Bob
2 years ago
Reply to  Mike xyz

Mike, Not sure my answer on another discussion page ever showed? To answer your questions there I was association President one year. The school lost $300,000 over the summer so it was a tough negotiating year. I never attended any conferences and found the local office to be as good or bad as the person there.

Above looks interesting. Still hoping you will train some of that acumen on the “fraud tax” (you would be the first).

As for the fire towers go to tinyurl.com/mofiretowers for a Google map thing I have contributed to for decades.

Bob
2 years ago
Reply to  Bob

PS Mike, what do you do for a living?

Rex the Wonder Dog!
2 years ago
Reply to  Bob

That is why 70% to 80% funding levels are considered OK,
LOL…Another brain dead public employee. NO, nothing under 100% is “OK”. Period. The unfunded liability is KNOWN down to the penny, using life spans and current funding. Go home Junior, this is way over your GED education….

Mark M
2 years ago
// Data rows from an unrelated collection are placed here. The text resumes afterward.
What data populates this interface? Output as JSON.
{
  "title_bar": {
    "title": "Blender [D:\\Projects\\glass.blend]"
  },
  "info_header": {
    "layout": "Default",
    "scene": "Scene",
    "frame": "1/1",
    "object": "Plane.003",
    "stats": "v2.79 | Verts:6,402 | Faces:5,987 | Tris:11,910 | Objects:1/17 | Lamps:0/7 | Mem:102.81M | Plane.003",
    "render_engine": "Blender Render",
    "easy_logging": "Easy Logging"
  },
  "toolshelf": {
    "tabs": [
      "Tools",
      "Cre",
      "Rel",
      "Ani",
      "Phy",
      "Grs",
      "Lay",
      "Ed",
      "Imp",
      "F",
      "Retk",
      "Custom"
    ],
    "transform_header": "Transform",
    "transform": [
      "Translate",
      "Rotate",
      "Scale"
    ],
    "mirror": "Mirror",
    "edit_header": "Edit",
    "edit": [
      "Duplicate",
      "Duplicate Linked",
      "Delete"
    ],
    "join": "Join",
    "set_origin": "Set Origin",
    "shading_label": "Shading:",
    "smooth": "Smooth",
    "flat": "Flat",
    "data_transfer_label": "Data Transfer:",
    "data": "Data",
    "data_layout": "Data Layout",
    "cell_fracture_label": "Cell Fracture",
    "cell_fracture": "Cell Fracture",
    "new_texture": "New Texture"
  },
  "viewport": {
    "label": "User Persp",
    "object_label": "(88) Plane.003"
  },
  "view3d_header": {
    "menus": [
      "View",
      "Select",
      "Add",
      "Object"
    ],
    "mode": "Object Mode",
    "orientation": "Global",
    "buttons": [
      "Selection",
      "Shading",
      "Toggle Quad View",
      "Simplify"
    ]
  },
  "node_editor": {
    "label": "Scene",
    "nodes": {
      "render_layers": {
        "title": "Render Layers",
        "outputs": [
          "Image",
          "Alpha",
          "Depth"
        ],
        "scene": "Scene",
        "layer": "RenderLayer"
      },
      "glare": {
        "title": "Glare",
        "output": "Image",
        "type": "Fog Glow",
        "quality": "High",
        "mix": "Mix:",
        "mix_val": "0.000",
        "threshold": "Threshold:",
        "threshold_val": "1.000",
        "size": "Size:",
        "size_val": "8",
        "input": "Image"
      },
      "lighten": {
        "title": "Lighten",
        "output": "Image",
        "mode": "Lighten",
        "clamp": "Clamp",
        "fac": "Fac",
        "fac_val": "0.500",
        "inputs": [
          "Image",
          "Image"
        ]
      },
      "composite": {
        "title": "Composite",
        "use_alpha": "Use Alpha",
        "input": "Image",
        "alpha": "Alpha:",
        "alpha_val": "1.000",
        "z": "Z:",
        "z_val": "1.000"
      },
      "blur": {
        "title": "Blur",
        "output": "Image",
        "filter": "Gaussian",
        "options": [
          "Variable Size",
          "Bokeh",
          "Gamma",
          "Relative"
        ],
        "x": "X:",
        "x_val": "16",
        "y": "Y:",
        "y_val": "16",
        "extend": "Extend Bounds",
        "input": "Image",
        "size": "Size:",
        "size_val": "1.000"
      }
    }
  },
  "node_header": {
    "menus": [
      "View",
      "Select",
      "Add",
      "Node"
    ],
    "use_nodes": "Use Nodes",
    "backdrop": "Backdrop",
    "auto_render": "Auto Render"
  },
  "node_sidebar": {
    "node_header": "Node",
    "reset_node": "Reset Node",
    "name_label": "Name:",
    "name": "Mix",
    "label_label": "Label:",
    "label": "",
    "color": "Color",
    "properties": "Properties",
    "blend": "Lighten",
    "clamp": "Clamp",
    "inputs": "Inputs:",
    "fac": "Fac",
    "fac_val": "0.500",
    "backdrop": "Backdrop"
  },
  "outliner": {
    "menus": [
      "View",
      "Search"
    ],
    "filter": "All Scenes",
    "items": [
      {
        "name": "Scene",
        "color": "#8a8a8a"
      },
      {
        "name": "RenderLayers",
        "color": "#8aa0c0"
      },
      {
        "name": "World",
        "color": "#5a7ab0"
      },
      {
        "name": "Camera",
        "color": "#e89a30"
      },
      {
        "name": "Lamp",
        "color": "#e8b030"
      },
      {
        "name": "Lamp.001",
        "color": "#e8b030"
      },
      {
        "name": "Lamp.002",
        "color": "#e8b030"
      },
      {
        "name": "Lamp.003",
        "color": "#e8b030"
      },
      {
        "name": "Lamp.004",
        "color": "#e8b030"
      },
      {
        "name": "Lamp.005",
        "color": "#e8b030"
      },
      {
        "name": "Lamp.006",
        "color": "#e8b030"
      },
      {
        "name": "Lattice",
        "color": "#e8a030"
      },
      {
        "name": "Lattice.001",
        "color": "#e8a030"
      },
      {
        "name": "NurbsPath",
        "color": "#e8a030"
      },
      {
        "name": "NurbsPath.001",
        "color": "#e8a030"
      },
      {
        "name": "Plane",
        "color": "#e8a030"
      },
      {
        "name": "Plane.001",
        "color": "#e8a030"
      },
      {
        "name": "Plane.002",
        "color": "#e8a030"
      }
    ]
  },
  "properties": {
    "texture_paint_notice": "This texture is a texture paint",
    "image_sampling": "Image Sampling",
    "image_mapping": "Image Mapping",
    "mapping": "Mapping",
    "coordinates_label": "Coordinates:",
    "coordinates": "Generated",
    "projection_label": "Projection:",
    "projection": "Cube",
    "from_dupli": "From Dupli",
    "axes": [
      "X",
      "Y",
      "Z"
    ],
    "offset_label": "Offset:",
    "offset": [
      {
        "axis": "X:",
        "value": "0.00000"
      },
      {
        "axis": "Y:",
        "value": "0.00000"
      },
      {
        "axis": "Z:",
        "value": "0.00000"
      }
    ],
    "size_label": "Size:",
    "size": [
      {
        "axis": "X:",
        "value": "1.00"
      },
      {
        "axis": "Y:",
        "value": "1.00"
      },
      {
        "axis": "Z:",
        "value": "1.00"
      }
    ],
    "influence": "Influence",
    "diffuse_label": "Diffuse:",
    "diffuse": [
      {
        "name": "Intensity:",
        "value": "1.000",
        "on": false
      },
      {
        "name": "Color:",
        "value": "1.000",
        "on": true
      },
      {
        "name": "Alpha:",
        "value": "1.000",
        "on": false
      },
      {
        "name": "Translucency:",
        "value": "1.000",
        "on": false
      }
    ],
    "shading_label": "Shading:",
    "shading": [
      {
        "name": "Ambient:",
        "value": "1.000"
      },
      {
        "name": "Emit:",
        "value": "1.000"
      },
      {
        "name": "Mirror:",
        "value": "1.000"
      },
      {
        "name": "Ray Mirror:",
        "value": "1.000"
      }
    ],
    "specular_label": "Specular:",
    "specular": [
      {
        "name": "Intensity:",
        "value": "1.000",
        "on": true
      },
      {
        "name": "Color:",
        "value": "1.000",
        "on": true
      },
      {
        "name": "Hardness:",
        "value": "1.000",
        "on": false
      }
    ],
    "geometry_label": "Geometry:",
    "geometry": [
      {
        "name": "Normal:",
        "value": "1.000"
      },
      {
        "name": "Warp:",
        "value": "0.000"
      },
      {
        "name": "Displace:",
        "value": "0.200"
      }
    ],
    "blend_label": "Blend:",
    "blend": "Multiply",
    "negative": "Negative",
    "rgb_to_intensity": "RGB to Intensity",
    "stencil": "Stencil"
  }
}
Rex, finance (like law and medicine and other fields) uses its own jargon. One could posit the jargon creates barriers to entry to the professions, but a subject for another day. This is why your statement “No, nothing under 100 percent is “OK”’ is really helpful. At 70 percent, the entity is behind and it – meaning the taxpayers have some catching up to do and it will cost them a pretty penny to do so. I remember the Drexel Burnham/Michael Milken days when companies were chastised for having unused debt capacity, as being leveraged to the hilt was somehow… Read more »